ZIMBABWE and Zambia are set to benefit from revenue of over US$750 million annually from the 2 400MW Batoka Gorge Hydro-Electric Scheme (BGHES) project – a bilateral venture between the two neighbouring countries, the Zambezi River Authority (ZRA) has said.
ZRA is spearheading the project after engaging a consortium of Power China and General Electric in July 2019 for the construction of the BGHES project, which is estimated to cost up to US$5 billion.
The bilateral project is located within the Batoka Gorge, 47km downstream of the Victoria Falls. In an update on the disclosure of the environmental and social impact assessment (ESIA) studies report for the development of the project, ZRA chief executive Munyaradzi Munodawafa said the multi-billion dollar project will economically benefit the two countries.
“The Authority is pleased to note that some stakeholders have also started positioning themselves to take advantage of the planned construction of the Batoka Gorge Hydro-Electric Scheme,” he said.
“The Hwange Rural District Council in Zimbabwe is making plans to develop a multi-million-dollar iconic city near the project site so as to take advantage of the economic benefits which will arise from the implementation of the BGHES.”
“A similar project is expected to be unveiled by the Mukuni Development Trust in Livingstone, Zambia. Such undertakings will bring about numerous indirect jobs to benefit thousands of Zambians and Zimbabweans,” Munodawafa said.

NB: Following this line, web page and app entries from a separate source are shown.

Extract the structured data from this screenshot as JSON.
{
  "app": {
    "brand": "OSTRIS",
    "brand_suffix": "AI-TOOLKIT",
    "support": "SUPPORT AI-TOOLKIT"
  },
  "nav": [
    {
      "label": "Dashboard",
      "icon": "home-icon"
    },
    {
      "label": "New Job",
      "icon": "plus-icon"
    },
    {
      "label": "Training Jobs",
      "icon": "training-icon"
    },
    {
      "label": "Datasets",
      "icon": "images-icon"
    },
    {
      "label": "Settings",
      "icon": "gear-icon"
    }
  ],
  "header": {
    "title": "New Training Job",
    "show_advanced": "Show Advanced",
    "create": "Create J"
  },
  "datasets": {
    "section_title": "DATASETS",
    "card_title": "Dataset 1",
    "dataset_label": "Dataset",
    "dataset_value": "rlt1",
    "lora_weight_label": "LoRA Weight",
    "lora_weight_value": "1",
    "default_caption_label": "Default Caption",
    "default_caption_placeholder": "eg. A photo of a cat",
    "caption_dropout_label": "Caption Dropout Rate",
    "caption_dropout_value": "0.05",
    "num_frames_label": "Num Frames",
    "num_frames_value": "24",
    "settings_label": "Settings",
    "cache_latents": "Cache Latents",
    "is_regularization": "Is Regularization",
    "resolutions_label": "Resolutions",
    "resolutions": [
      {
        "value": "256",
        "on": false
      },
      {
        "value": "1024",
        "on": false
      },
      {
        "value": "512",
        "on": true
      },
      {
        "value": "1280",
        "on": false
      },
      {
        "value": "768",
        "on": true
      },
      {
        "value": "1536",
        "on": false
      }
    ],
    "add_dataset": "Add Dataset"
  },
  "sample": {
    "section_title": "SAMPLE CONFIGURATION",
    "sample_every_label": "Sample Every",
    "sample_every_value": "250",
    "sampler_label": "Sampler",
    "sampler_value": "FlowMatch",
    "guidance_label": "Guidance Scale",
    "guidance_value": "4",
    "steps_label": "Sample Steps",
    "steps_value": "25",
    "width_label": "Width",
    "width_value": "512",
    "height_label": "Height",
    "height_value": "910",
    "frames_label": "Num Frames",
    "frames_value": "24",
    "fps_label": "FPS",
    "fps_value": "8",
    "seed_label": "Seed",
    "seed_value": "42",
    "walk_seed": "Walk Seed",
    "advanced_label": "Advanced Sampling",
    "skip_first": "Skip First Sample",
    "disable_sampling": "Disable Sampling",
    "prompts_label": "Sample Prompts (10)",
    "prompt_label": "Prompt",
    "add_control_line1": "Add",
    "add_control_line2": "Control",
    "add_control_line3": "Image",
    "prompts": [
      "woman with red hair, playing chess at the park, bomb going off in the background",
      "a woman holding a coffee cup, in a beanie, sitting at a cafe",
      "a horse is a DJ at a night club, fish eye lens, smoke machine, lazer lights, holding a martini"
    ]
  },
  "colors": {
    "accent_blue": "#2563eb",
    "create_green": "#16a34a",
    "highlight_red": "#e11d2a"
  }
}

“The Authority therefore foresees major economic benefits which will positively impact the two countries and generate revenue of over USD$750 million annually which will enhance the GDP of the two contracting states,” he said.
As part of efforts to ensure the sustainable implementation of this multi-billion-dollar hydropower project, a broad range of specialist studies have been undertaken including the updating of the 1993 Engineering Feasibility Studies (EFS), which have since been completed, and the preparation of the ESIA report and the associated Environmental and Social Management Plans (ESMP).

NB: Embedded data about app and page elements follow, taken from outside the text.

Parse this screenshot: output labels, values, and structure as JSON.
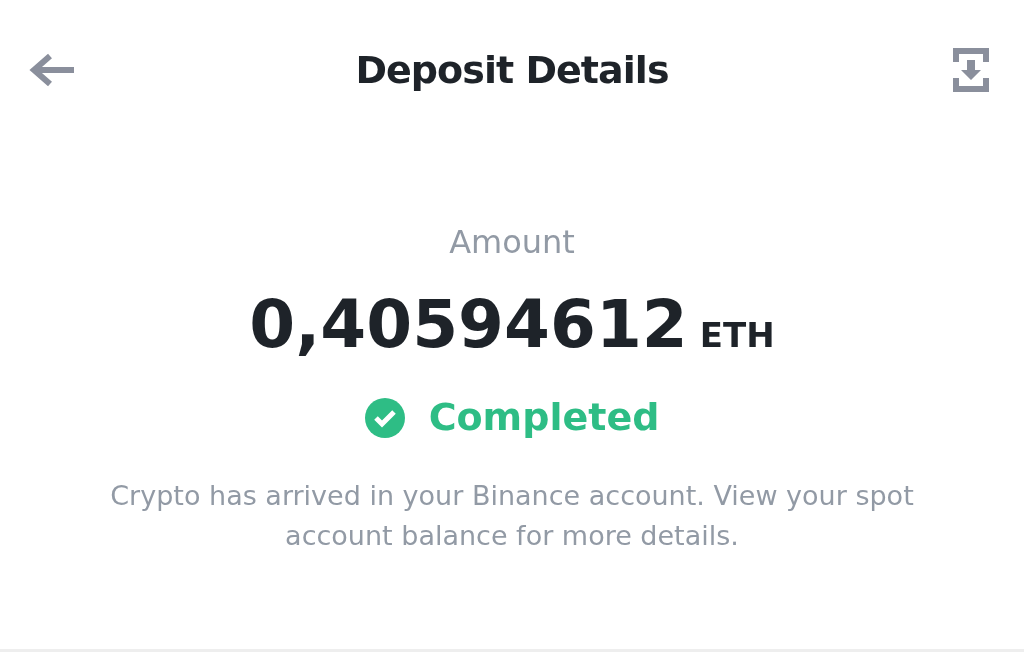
{
  "header": {
    "title": "Deposit Details"
  },
  "amount": {
    "label": "Amount",
    "value": "0,40594612",
    "unit": "ETH"
  },
  "status": {
    "kind": "completed",
    "label": "Completed"
  },
  "message": "Crypto has arrived in your Binance account. View your spot account balance for more details."
}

A draft ESIA report has since been developed and is currently undergoing disclosure to interested and affected stakeholders as well as the general public for them to provide comments and concerns regarding the planned development of the scheme.
ZRA said the first phase of the disclosure exercise for the draft ESIA report was concluded early December 2020.
Munodawafa said among the mitigation measures highlighted during the disclosure meetings include the decision to limit the dam height to 175m instead of building the dam to the top of the gorge, so as to prevent the water backflow from reaching and impacting areas of special interest such as the Victoria Falls, the existing ZESCO Limited Power Station, the Victoria Falls and Mosi-o-Tunya National Parks.
The other measures highlighted included the adopted reservoir operation rules that were developed with a view to ensure the balancing of power generation whilst allowing for the continuation of other river-based activities and environmental flows (e-flows).
The ESIA report disclosure and stakeholder engagement process will continue up to the closing date of January 25, 2021 for receiving concerns and comments regarding the planned implementation of the project.
“Overall, the stakeholders engaged during the disclosure process expressed optimism that the 2 400MW BGHES will bring about social and economic benefits for the peoples of the two Republics, especially the host communities,” he said.
He said the 4 000 direct plus 6 000 indirect jobs to be created during the construction of the Batoka project infrastructure has been welcomed by stakeholders who are eagerly awaiting its commencement during the fourth quarter of 2021.
The host communities will be given priority for them to fully take advantage of the construction and tourism sector work and business opportunities the project will present including under the associated supply chains and service industries.
In the meanwhile, the project will also improve access to electricity amongst the host communities and add to the electricity generation capacity of the two countries for driving their respective socio-economic development programmes, he said.
According to the project ESIA report, construction is expected to last around nine years and will be undertaken in two stages.
The first stage will involve building of access roads and the permanent camps. This is expected to take no more than two years.
The second phase, which entails construction of the dam and power plants, is expected to take six to seven years.